What you will do: Each of the lines below must be retyped character for character.

__________________________________________________

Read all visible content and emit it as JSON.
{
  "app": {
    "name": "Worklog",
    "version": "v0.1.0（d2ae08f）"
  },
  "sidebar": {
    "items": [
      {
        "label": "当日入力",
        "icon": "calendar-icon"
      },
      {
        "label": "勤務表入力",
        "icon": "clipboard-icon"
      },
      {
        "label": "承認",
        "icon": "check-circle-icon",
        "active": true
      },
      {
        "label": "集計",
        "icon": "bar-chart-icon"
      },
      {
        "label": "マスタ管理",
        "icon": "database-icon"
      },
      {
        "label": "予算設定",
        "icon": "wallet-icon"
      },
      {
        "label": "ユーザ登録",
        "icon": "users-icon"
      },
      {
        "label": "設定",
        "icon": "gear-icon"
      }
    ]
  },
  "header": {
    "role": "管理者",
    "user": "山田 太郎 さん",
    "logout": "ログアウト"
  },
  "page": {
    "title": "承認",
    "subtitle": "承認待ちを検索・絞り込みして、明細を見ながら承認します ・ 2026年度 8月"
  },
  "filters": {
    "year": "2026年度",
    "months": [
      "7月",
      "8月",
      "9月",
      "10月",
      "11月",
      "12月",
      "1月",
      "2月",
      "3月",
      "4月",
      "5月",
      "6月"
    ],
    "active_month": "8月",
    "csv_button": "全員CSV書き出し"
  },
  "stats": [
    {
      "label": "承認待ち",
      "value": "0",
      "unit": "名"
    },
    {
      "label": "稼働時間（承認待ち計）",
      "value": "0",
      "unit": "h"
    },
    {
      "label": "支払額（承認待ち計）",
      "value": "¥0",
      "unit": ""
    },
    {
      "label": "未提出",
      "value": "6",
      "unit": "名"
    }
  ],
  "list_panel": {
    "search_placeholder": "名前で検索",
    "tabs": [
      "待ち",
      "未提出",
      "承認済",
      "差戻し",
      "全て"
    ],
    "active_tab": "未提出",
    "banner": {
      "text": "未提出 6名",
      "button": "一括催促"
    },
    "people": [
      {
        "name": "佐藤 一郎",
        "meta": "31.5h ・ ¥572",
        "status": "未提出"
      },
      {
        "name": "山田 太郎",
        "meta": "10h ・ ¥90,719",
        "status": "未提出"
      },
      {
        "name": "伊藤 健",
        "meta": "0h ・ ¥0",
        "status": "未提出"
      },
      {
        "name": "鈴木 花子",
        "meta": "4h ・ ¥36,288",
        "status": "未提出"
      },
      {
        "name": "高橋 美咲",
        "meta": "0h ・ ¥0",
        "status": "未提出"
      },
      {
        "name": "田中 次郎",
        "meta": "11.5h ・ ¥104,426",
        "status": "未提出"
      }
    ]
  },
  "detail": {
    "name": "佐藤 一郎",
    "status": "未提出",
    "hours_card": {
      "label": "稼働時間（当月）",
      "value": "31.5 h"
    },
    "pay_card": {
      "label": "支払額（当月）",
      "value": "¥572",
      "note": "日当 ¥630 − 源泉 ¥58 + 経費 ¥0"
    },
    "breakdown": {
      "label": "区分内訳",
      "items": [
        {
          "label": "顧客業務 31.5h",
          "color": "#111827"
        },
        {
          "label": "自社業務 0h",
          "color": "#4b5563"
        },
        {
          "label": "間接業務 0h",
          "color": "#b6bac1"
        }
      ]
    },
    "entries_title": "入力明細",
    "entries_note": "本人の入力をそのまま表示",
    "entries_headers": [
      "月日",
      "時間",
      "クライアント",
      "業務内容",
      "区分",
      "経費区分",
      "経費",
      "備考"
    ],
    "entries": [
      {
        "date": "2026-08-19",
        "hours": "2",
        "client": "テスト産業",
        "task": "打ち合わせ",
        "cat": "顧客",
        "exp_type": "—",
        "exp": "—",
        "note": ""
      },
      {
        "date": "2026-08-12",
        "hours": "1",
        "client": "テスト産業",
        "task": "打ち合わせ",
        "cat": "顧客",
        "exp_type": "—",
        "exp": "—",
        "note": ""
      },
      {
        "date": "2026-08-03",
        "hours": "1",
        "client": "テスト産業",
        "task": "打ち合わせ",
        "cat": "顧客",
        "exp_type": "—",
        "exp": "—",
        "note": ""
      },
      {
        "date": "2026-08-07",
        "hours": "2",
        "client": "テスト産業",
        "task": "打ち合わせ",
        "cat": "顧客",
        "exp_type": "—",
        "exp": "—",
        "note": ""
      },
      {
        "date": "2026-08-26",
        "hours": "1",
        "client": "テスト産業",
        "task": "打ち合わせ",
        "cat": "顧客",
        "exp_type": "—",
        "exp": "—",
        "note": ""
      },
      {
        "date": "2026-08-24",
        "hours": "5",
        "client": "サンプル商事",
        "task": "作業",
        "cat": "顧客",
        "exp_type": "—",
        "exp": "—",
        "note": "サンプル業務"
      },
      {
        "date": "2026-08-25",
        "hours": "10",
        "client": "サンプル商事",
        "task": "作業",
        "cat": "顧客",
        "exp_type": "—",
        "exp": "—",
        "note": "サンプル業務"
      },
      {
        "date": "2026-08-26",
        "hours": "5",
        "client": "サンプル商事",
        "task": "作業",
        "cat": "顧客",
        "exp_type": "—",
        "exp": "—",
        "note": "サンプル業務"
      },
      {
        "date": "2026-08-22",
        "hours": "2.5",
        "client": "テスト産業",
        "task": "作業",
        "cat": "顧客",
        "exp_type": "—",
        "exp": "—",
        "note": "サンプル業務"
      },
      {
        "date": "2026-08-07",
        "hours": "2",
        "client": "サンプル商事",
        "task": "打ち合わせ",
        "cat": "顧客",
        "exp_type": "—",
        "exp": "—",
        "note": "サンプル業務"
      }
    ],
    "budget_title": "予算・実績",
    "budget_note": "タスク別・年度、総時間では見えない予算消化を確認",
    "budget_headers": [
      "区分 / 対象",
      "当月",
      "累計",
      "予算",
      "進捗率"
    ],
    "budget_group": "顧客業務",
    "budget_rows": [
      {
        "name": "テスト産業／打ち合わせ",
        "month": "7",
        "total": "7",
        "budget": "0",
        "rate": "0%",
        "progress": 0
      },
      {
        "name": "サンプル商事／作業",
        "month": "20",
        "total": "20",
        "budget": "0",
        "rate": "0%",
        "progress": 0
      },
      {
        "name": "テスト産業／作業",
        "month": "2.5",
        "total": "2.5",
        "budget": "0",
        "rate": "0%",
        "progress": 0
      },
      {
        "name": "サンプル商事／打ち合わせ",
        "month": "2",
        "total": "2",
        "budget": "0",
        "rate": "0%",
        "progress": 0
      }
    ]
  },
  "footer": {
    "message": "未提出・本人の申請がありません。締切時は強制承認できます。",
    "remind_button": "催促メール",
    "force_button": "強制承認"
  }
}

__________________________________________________

Exercise result:
Read all visible content and emit it as JSON.
{
  "app": {
    "name": "Worklog",
    "version": "v0.1.0（d2ae08f）"
  },
  "sidebar": {
    "items": [
      {
        "label": "当日入力",
        "icon": "calendar-icon"
      },
      {
        "label": "勤務表入力",
        "icon": "clipboard-icon"
      },
      {
        "label": "承認",
        "icon": "check-circle-icon",
        "active": true
      },
      {
        "label": "集計",
        "icon": "bar-chart-icon"
      },
      {
        "label": "マスタ管理",
        "icon": "database-icon"
      },
      {
        "label": "予算設定",
        "icon": "wallet-icon"
      },
      {
        "label": "ユーザ登録",
        "icon": "users-icon"
      },
      {
        "label": "設定",
        "icon": "gear-icon"
      }
    ]
  },
  "header": {
    "role": "管理者",
    "user": "山田 太郎 さん",
    "logout": "ログアウト"
  },
  "page": {
    "title": "承認",
    "subtitle": "承認待ちを検索・絞り込みして、明細を見ながら承認します ・ 2026年度 8月"
  },
  "filters": {
    "year": "2026年度",
    "months": [
      "7月",
      "8月",
      "9月",
      "10月",
      "11月",
      "12月",
      "1月",
      "2月",
      "3月",
      "4月",
      "5月",
      "6月"
    ],
    "active_month": "8月",
    "csv_button": "全員CSV書き出し"
  },
  "stats": [
    {
      "label": "承認待ち",
      "value": "0",
      "unit": "名"
    },
    {
      "label": "稼働時間（承認待ち計）",
      "value": "0",
      "unit": "h"
    },
    {
      "label": "支払額（承認待ち計）",
      "value": "¥0",
      "unit": ""
    },
    {
      "label": "未提出",
      "value": "6",
      "unit": "名"
    }
  ],
  "list_panel": {
    "search_placeholder": "名前で検索",
    "tabs": [
      "待ち",
      "未提出",
      "承認済",
      "差戻し",
      "全て"
    ],
    "active_tab": "未提出",
    "banner": {
      "text": "未提出 6名",
      "button": "一括催促"
    },
    "people": [
      {
        "name": "佐藤 一郎",
        "meta": "31.5h ・ ¥572",
        "status": "未提出"
      },
      {
        "name": "山田 太郎",
        "meta": "10h ・ ¥90,719",
        "status": "未提出"
      },
      {
        "name": "伊藤 健",
        "meta": "0h ・ ¥0",
        "status": "未提出"
      },
      {
        "name": "鈴木 花子",
        "meta": "4h ・ ¥36,288",
        "status": "未提出"
      },
      {
        "name": "高橋 美咲",
        "meta": "0h ・ ¥0",
        "status": "未提出"
      },
      {
        "name": "田中 次郎",
        "meta": "11.5h ・ ¥104,426",
        "status": "未提出"
      }
    ]
  },
  "detail": {
    "name": "佐藤 一郎",
    "status": "未提出",
    "hours_card": {
      "label": "稼働時間（当月）",
      "value": "31.5 h"
    },
    "pay_card": {
      "label": "支払額（当月）",
      "value": "¥572",
      "note": "日当 ¥630 − 源泉 ¥58 + 経費 ¥0"
    },
    "breakdown": {
      "label": "区分内訳",
      "items": [
        {
          "label": "顧客業務 31.5h",
          "color": "#111827"
        },
        {
          "label": "自社業務 0h",
          "color": "#4b5563"
        },
        {
          "label": "間接業務 0h",
          "color": "#b6bac1"
        }
      ]
    },
    "entries_title": "入力明細",
    "entries_note": "本人の入力をそのまま表示",
    "entries_headers": [
      "月日",
      "時間",
      "クライアント",
      "業務内容",
      "区分",
      "経費区分",
      "経費",
      "備考"
    ],
    "entries": [
      {
        "date": "2026-08-19",
        "hours": "2",
        "client": "テスト産業",
        "task": "打ち合わせ",
        "cat": "顧客",
        "exp_type": "—",
        "exp": "—",
        "note": ""
      },
      {
        "date": "2026-08-12",
        "hours": "1",
        "client": "テスト産業",
        "task": "打ち合わせ",
        "cat": "顧客",
        "exp_type": "—",
        "exp": "—",
        "note": ""
      },
      {
        "date": "2026-08-03",
        "hours": "1",
        "client": "テスト産業",
        "task": "打ち合わせ",
        "cat": "顧客",
        "exp_type": "—",
        "exp": "—",
        "note": ""
      },
      {
        "date": "2026-08-07",
        "hours": "2",
        "client": "テスト産業",
        "task": "打ち合わせ",
        "cat": "顧客",
        "exp_type": "—",
        "exp": "—",
        "note": ""
      },
      {
        "date": "2026-08-26",
        "hours": "1",
        "client": "テスト産業",
        "task": "打ち合わせ",
        "cat": "顧客",
        "exp_type": "—",
        "exp": "—",
        "note": ""
      },
      {
        "date": "2026-08-24",
        "hours": "5",
        "client": "サンプル商事",
        "task": "作業",
        "cat": "顧客",
        "exp_type": "—",
        "exp": "—",
        "note": "サンプル業務"
      },
      {
        "date": "2026-08-25",
        "hours": "10",
        "client": "サンプル商事",
        "task": "作業",
        "cat": "顧客",
        "exp_type": "—",
        "exp": "—",
        "note": "サンプル業務"
      },
      {
        "date": "2026-08-26",
        "hours": "5",
        "client": "サンプル商事",
        "task": "作業",
        "cat": "顧客",
        "exp_type": "—",
        "exp": "—",
        "note": "サンプル業務"
      },
      {
        "date": "2026-08-22",
        "hours": "2.5",
        "client": "テスト産業",
        "task": "作業",
        "cat": "顧客",
        "exp_type": "—",
        "exp": "—",
        "note": "サンプル業務"
      },
      {
        "date": "2026-08-07",
        "hours": "2",
        "client": "サンプル商事",
        "task": "打ち合わせ",
        "cat": "顧客",
        "exp_type": "—",
        "exp": "—",
        "note": "サンプル業務"
      }
    ],
    "budget_title": "予算・実績",
    "budget_note": "タスク別・年度、総時間では見えない予算消化を確認",
    "budget_headers": [
      "区分 / 対象",
      "当月",
      "累計",
      "予算",
      "進捗率"
    ],
    "budget_group": "顧客業務",
    "budget_rows": [
      {
        "name": "テスト産業／打ち合わせ",
        "month": "7",
        "total": "7",
        "budget": "0",
        "rate": "0%",
        "progress": 0
      },
      {
        "name": "サンプル商事／作業",
        "month": "20",
        "total": "20",
        "budget": "0",
        "rate": "0%",
        "progress": 0
      },
      {
        "name": "テスト産業／作業",
        "month": "2.5",
        "total": "2.5",
        "budget": "0",
        "rate": "0%",
        "progress": 0
      },
      {
        "name": "サンプル商事／打ち合わせ",
        "month": "2",
        "total": "2",
        "budget": "0",
        "rate": "0%",
        "progress": 0
      }
    ]
  },
  "footer": {
    "message": "未提出・本人の申請がありません。締切時は強制承認できます。",
    "remind_button": "催促メール",
    "force_button": "強制承認"
  }
}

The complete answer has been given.